|1985||The original Sidplayer is published as Part 3 of the book "All About the Commodore 64, Volume Two" by Craig Chamberlain, a COMPUTE! Books publication.|
|1985||The first Sidplayer songs are posted to the Delphi online service, in the MANiac section managed by Ellen Kaufman. I naively thought we would be able to number all of the Sidplayer songs. I was wrong.|
|1986||The Enhanced Sidplayer is published in the book "COMPUTE!'s Music System for the Commodore 128 & 64" by Craig Chamberlain, a COMPUTE! Books publication. It includes a new Sidplayer Editor written entirely in assembly language.|
|1987?||Mark Dickenson publishes a method for soldering a second SID chip into the Commodore 64 for stereo sound.|
|early 1987||Craig proposes the idea of a Sidplayer get-together at a meeting of the Commodore user group in Columbus, Ohio.|
|June 27, 1987||The first SID-Fest is held in Columbus, Ohio.|
|1988||Kent Sullivan has the idea of making a cartridge containing a second SID chip, as an alternative to soldering the SID chip into the Commodore 64. Rick Washburne designs the circuit board, Kent coordinates the acquisition of the parts and the manufacturing, and the SID Symphony Stereo Cartridge is sold by Dr. Evil Laboratories.|
|1988||SID-Fests are held in Philadelphia, Pennsylvania and Richmond, Virginia.|
|June 23-25, 1989||A SID-Fest is held in New Orleans, Louisiana.|
|September, 1989||Q-Link begins supporting The Music Connection which allows playing Sidplayer songs while the user is online. The last I heard, Q-Link had more than 5,000 Sidplayer songs available for download, consuming more than half of Q-Link's online storage.|
|November, 1989||A SID-Fest is held in Valley Forge, Pennsylvania.|
|1990||A SID-Fest is held in Las Vegas, Nevada.|
|1991||Dr. Evil Laboratories sells the rights to the SID Symphony stereo cartridge to Creative Micro Design.|
|June, 1991||A SID-Fest is held in Miami, Florida.|
For a very interesting article about the design of the Commodore 64 and the SID chip, see "Design case history: the Commodore 64" in IEEE Spectrum, March, 1985.

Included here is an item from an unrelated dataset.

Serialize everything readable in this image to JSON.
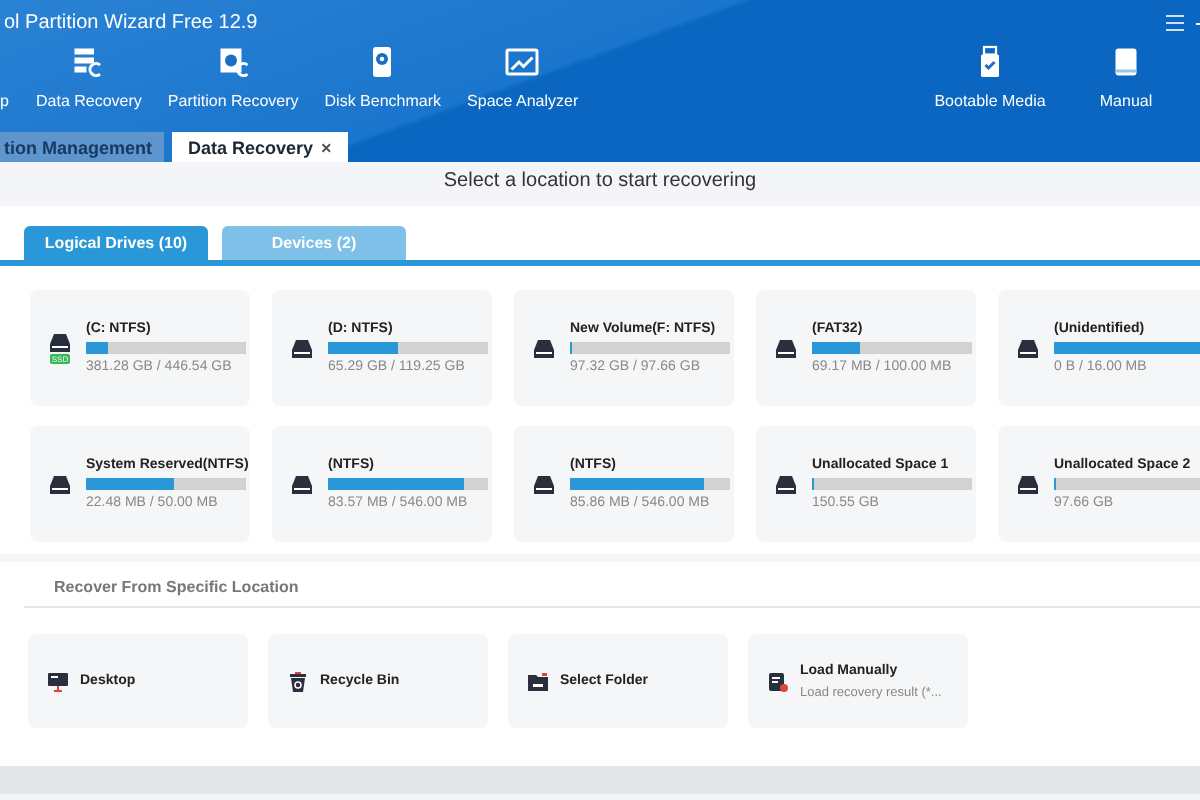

The following is an excerpt from the article "Bach to The Future" by John Ryan, published in the April 1990 issue of RUN magazine. The full article listed the most popular music systems for the Commodore 64, and described the features and support of the Enhanced Sidplayer and the SID Symphony Stereo Cartridge.
|RUN magazine excerpt|
While looking through old files in preparing to create this web page, I discovered the following article that I wrote in 1988. It does a good job of explaining why Sidplayer became popular and how the Sid Editor worked.
|Sidplayer History and Promotional Information|
See what other people have to say about COMPUTE!'s Sidplayer in the guest book.
revised January 9, 2021 17:00 EST